Rebecca Randall Bryan bequeathed more than $1.8 million to Coastal.

ABOVE: The way the story appeared in the Fall 2001 issue of Coastal Magazine

New Art Gallery named for Coastal friend and benefactor

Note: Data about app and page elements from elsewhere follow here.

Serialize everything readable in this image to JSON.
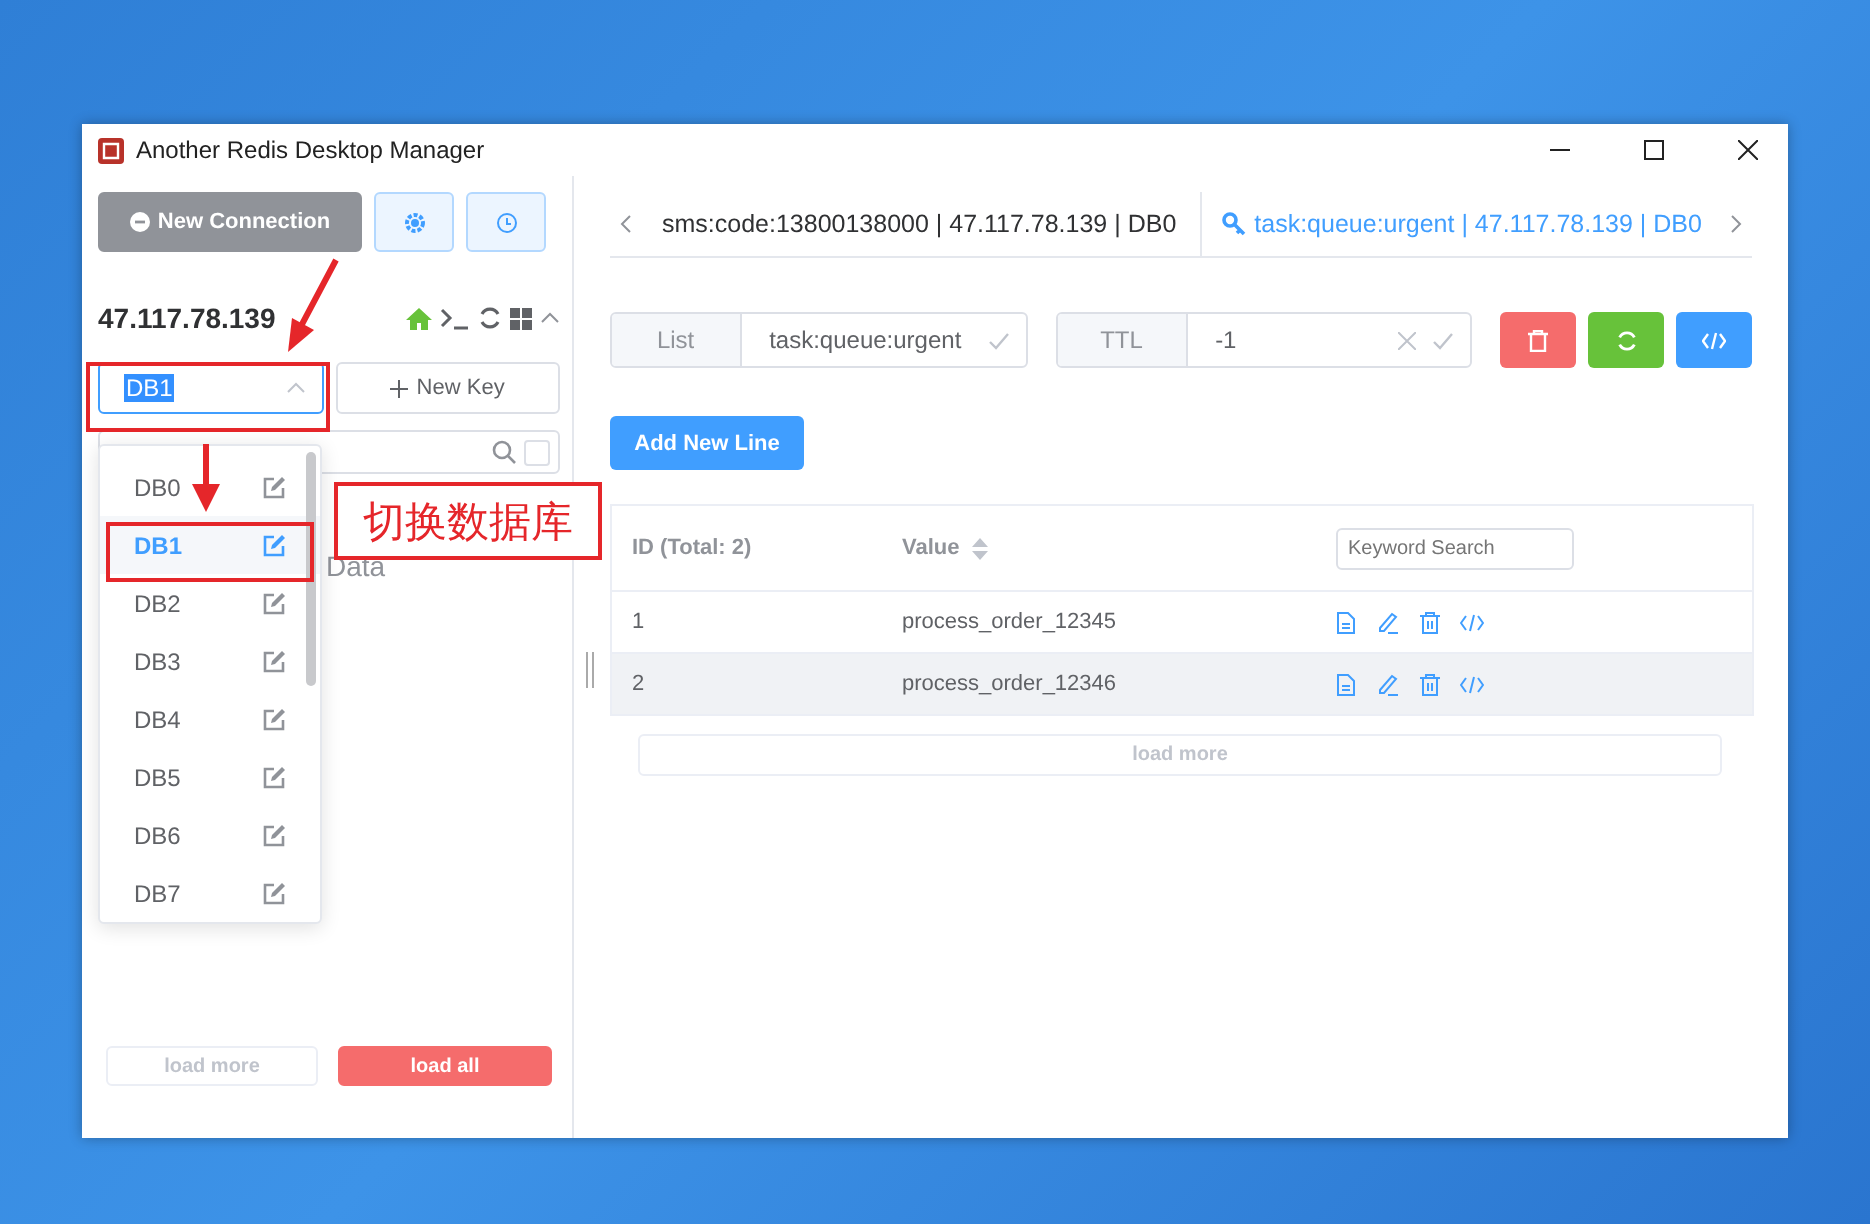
{
  "window": {
    "title": "Another Redis Desktop Manager"
  },
  "sidebar": {
    "new_connection_button": "New Connection",
    "connection": {
      "host": "47.117.78.139"
    },
    "db_select": {
      "value": "DB1"
    },
    "new_key_button": "New Key",
    "select_all_checkbox": {
      "checked": false
    },
    "key_list": {
      "empty_text": "Data"
    },
    "load_more_button": {
      "label": "load more",
      "disabled": true
    },
    "load_all_button": {
      "label": "load all",
      "disabled": false
    }
  },
  "db_dropdown": {
    "items": [
      {
        "label": "DB0",
        "selected": false
      },
      {
        "label": "DB1",
        "selected": true
      },
      {
        "label": "DB2",
        "selected": false
      },
      {
        "label": "DB3",
        "selected": false
      },
      {
        "label": "DB4",
        "selected": false
      },
      {
        "label": "DB5",
        "selected": false
      },
      {
        "label": "DB6",
        "selected": false
      },
      {
        "label": "DB7",
        "selected": false
      }
    ]
  },
  "annotation": {
    "callout": "切换数据库"
  },
  "tabs": [
    {
      "label": "sms:code:13800138000 | 47.117.78.139 | DB0",
      "selected": false
    },
    {
      "label": "task:queue:urgent | 47.117.78.139 | DB0",
      "selected": true
    }
  ],
  "key_header": {
    "type": "List",
    "key_name": "task:queue:urgent",
    "ttl_label": "TTL",
    "ttl_value": "-1"
  },
  "add_button": "Add New Line",
  "table": {
    "columns": [
      "ID (Total: 2)",
      "Value"
    ],
    "search": {
      "placeholder": "Keyword Search"
    },
    "rows": [
      {
        "id": "1",
        "value": "process_order_12345",
        "highlighted": false
      },
      {
        "id": "2",
        "value": "process_order_12346",
        "highlighted": true
      }
    ]
  },
  "load_more_button": {
    "label": "load more",
    "disabled": true
  }
}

Rebecca Randall Bryan never married and she had no children, but in a sense she had a favorite child: Coastal Carolina University. Bryan, who died Sept. 25, 1999, bequeathed more than $1.8 million to Coastal, the largest single cash gift the university has ever received. In her will, Bryan directed that her gift be used for building projects relating to Coastal’s humanities programs. The art gallery in the Thomas W. and Robin W. Edwards College of Humanities and Fine Arts Building, which had its grand opening on Sept. 20, is named in Bryan’s honor. A future extension of Coastal’s library also will be named in honor of the Bryan family.

 

“It is clear that Coastal is her heir,” says Sara Sanders, professor of English at Coastal and a cousin of Bryan’s. “She left the university 50 percent of her estate; the next highest percentage was 5 percent. I think it’s significant that Cousin Rebecca’s will was dated August 1993, just after Coastal became an independent public institution.”

 

Bryan was passionate about the arts, particularly painting and literature, and she was often on campus taking continuing education courses and attending cultural events. She traveled to Oxford University in England as part of a traveling study program offered through Coastal’s Office of International Programs. She also donated more than 200 books from her personal library to Coastal’s Kimbel Library.

 

“She was curious about everything, so it was no wonder that she has an amazing, interdisciplinary library,” says Sanders. “It held all the classics, as you would expect, but she also kept up with the best current fiction writers like Salmon Rushdie and she read widely in world religion and philosophy, science and art.” She was an avid landscape and still life painter and among her personal papers she left 400 manuscript pages of a novel that she, unbeknownst to her friends and family, was working on.

 

Bryan was descended from old Horry families and was proud of her heritage. She was a charter member of the Horry County Historical Society and bequeathed her home in Conway to the organization.

 

“Cousin Rebecca was a serious steward of her family’s name and holdings,” says Sanders, who had Sunday dinner with Bryan nearly every week. “She wasn’t interested in personal honors and she would probably be horrified by the public recognition she has received in providing for the things she loved and in honoring her family name – and her bequest to Coastal is doing just that.”